This, she said, includes capitalizing on the area’s waterways.

Executive Director Pam Seidl said embracing Wisconsin winters and the activities it offers can help make the Fox Cities a year-round destination. Photo Courtesy of Fox Cities Convention & Visitors Bureau

“How do we capitalize on all the water – the beautiful river and Lake Winnebago?” she said.

Seidl said it also includes embracing and amplifying winter.

“There’s an opportunity to be a year-round destination,” she said. “Let’s face it, we have five to seven months of winter sometimes. We have to embrace that. We have to figure out how to make sure we can present this area in a year-round fashion as a place to come no matter what the season or what the weather is.”

Improve access and connectivity
Seidl said as the Fox Cities visitor economy grows, how visitors come to and move around the destination needs to evolve to meet the needs of travelers.

“That’s everything from more flights in and out of the airport to expanding public transportation,” she said. “As well as working on the whole effort around Amtrak rail service coming to the Fox Cities to getting Valley Transit to go all the way to the airport, which it doesn’t right now.”

Next steps
Seidl said the five goals are meant to guide CVB’s overarching vision of enhancing the Fox Cities as a destination.
Implementation, she said, is definitely going to be the most important part.

“Certainly, we didn’t go about this effort to have it sit on the shelf,” she said. “From the CVB standpoint, in my mindset, the next step is taking some of these recommendations, prioritizing them and working with our local stakeholder groups on what’s already started – we’re not interested in duplicating an effort.”

The effort behind bringing Amtrak to the area, Seidl said, is one of them.

“We’re aware there are initiatives underway led by other groups,” she said. “So, how do we join that group?”

Seidl said it’s about identifying where the CVB needs to lead an effort and where it needs to be an advocate with others.

“So, our next step is going through the information-gathering phase,” she said. “What are the key efforts, what’s already happening, where we can maybe help enhance it? Or, what are some efforts we need to start looking at and start convening groups of people to move the plan forward?”

Economic development
At its core, Seidl said the Destination Master Plan is an economic development plan.

“I think that is why we had so much support and buy-in from a lot of local groups,” she said. “We had people from the chamber, many economic development staff from our municipalities and representatives from our downtown organizations all at the table.”

The plan, Seidl said, was a way for the CVB to look at the tourism product.

“We do a lot of sales and marketing, but this was a product development plan – looking at where we need to go to continue to impact the tourism products here and the experiences people have,” she said. “We also liked that this plan is an economic development plan.”

Seidl said it is done through a tourism lens, but it’s not all tourism.

“There are many things in here that will impact the workforce, workforce attraction and retention and quality of life for our residents,” she said. “It’s a little more holistic plan, which I appreciate.”

Seidl said the CVB will report on the plan’s progress annually.

“Our MMGY NextFactor consultant said this is a marathon, not a sprint,” she said. “There will be some things that are definitely low-hanging fruit that we will be able to get moving right away.
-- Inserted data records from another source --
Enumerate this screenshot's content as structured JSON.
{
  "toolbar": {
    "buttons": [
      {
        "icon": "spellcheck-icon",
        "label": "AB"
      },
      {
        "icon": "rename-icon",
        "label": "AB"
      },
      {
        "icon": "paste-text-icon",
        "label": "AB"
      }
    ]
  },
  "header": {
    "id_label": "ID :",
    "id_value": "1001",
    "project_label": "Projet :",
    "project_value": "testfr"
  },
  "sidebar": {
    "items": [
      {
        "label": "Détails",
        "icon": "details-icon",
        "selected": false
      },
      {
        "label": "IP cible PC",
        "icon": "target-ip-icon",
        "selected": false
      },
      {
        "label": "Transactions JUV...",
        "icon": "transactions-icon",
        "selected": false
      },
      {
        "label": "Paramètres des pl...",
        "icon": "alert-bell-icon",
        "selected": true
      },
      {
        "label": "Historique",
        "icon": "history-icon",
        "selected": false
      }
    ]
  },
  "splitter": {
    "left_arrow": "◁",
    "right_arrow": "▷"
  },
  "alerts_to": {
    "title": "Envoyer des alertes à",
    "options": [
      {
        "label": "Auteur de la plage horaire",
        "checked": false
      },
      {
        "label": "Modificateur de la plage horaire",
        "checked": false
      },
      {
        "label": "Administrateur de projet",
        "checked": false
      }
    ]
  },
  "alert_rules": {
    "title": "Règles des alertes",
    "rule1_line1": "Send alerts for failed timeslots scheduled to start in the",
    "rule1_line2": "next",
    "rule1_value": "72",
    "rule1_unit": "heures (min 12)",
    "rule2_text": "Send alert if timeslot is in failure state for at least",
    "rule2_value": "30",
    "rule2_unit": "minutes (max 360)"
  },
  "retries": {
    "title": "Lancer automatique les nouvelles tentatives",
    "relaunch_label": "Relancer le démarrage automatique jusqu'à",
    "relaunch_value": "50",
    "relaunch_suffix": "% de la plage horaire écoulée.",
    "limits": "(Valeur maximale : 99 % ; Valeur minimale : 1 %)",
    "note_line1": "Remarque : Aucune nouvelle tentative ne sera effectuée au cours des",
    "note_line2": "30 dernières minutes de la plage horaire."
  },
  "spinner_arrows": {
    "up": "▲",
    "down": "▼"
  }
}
And then there are definitely going to be some longer-term things that will take multiple years to do so.”

share arrow printer bookmark flag

Trending View All Trending